Blog article written by Dr. Michael Boland, E. Fred Koller endowed chair in agribusiness management and information technology, University of Minnesota.
My home county in Minnesota recently received a USDA Rural Development planning grant with matching funds for the development of a rural broadband network. It comes with some controversy as some residents wonder about the costs and what it will mean to the local community while others, like me, are very excited. The county relies heavily on tourism and many believe this will benefit business. The American Recovery and Reinvestment Act (ARRA) of 2009 authorized and appropriated billions of dollars for rural America to improve broadband access. The legislation has been compared to the rural electrification and rural telephone acts of 1936 and 1949, respectively. The big issue is what adoption rates will look like. Unlike electricity (for which there was a direct application inside the home as well as in the barn), broadband may not be vital to an older population. Some studies have found that older consumers believe that broadband is just a substitute for a telephone and do not see a use in their business or home. Thus, adoption rates may not be as high as some might believe.
The bigger question becomes how broadband technology will be used. Delivery of movie and television content? Social networking? Email? Telephone? Business services such as online reservations?
As a college professor, my perception is that college students believe that broadband has become an integral part of their lives, especially for Internet access. And having reliable cell phone coverage is a necessity for them. If they choose to live and work in a rural community, they will demand broadband. The key question becomes whether an aging rural population will utilize the Internet to justify all of the expenses in bringing broadband to rural America. Social networking has become one tool that is increasing usage and requires broadband because of all the media content being employed.
Flowtown (www.flowtown.com) does research on social networking usage and reports that the average age of a Facebook user is 38 years old. Many of my students tell me they use Facebook as much as they do email. Flowtown also found that the fastest growing population segment is 45 to 54 years of age. My mother, who 71 years of age and home-bound, just built a Facebook entry and my siblings post photos and videos of grandchildren for her to enjoy. My neighbors, who are retired in our rural county, use social networking to keep track of their grandkids located across the United States.
The Pew Internet and American Life Project interviewed more than 2,300 adults in November and December 2010 and found that “that 75% of all American adults are active in some kind of voluntary group or organization and Internet users are more likely than others to be active - 80% of Internet users participate in groups, compared with 56% of non-Internet users. Moreover, social media users are even more likely to be active - 82% of social network users and 85% of Twitter users are group participants.”

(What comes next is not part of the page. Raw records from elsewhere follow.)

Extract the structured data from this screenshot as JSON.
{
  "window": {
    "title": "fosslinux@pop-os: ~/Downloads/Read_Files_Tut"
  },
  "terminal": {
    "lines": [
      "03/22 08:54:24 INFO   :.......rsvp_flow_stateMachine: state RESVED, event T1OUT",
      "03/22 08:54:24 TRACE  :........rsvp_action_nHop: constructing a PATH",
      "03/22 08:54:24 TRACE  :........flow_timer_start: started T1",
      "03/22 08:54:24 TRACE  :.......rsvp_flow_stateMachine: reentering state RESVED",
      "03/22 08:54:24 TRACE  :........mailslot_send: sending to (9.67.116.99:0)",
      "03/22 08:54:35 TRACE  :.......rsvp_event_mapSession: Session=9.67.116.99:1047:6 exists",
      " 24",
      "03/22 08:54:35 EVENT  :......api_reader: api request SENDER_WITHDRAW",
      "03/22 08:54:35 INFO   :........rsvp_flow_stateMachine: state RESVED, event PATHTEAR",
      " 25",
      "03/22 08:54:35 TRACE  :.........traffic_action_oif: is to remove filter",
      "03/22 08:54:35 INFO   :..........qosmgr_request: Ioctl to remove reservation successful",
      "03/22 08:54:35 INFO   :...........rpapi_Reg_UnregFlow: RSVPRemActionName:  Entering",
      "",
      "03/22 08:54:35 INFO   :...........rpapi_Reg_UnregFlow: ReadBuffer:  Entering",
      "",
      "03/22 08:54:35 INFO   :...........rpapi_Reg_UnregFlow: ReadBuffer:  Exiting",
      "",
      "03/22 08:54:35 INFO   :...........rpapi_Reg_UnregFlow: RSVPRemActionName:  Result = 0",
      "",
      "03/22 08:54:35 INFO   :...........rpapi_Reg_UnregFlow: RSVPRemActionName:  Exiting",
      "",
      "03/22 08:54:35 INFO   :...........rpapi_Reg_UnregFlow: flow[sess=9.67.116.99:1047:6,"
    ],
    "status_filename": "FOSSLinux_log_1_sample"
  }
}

Kristen Purcell, the research director at Pew Internet and co-author of the report, was quoted as saying that “One of the striking things in these data is how purposeful people are as they become active with groups. Many enjoy the social dimensions of involvement, but what they really want is to have impact. Most have felt proud of a group they belong to in the past year and just under half say they accomplished something they couldn’t have accomplished on their own.”
Aaron Smith, senior research specialist at Pew Internet and another co-author of the report, noted that “It is important to note that 25% of American adults are not active in any of the groups we addressed. They often report they are time-stressed or have health or other issues that limit their ability to be involved. And about a fifth of them say that lack of access to the Internet is a hindrance. Even in its absence, the Internet seems to be a factor in the reality of how groups perform in the digital age.”
It is clear that social networking is increasing and has become a very useful way for groups to engage with each other. How does that impact rural areas? The traditional dynamic has been personal contacts through a variety of methods including church, post offices, and coffee shops. Can social networking replace that? The U.S. Postal Service would like to close thousands of small post offices because they are not profitable. Churches lack pastors and rural stores face closure when a long-time owner retires or exits. Can social networking help rural residents stay connected with each other? Obviously, a positive attitude towards technology adoption matter if adoption is to occur.
Land grant universities are increasingly trying to identify ways to use broadband including the National eXtension Initiative which is designed to provide knowledge that was formerly provided by county extension agents and state specialists. The National e-Commerce Extension Initiative provides education to rural entrepreneurs using extension faculty engagement. Certainly, we can see the uses of broadband in education delivery. These will impact the delivery of education on value-added agriculture and business development. Already, USDA has done on-line workshops for education purposes.
Will social networking increase in rural areas? Uses of social networking include more than just sons and daughters posting baby pictures and videos for their parents or grandparents. Employees use it to track college classmates and maintain some level of social interaction in rural areas. Military serving overseas use the technology to communicate with families. There is little doubt that a family who settled the Great Plains 100 years ago would be surprised today to be able to learn that they could stay in contact with their families overseas where they came from.
What will happen in my county? Only time will tell but I believe that just as the rural electrification act helped turn the lights on in rural areas, broadband will help residents stay connected socially and improve business development in rural areas.
Some additional resources
Pew Internet and American Life Project. (2010). “Home Broadband Adoption.” Available online.
U.S. Department of Commerce. (2010). “Exploring the Digital Nation: Home Broadband Internet Adoption in the United States.” Economics and Statistics Administration and National Telecommunications and Information Administration. Available online.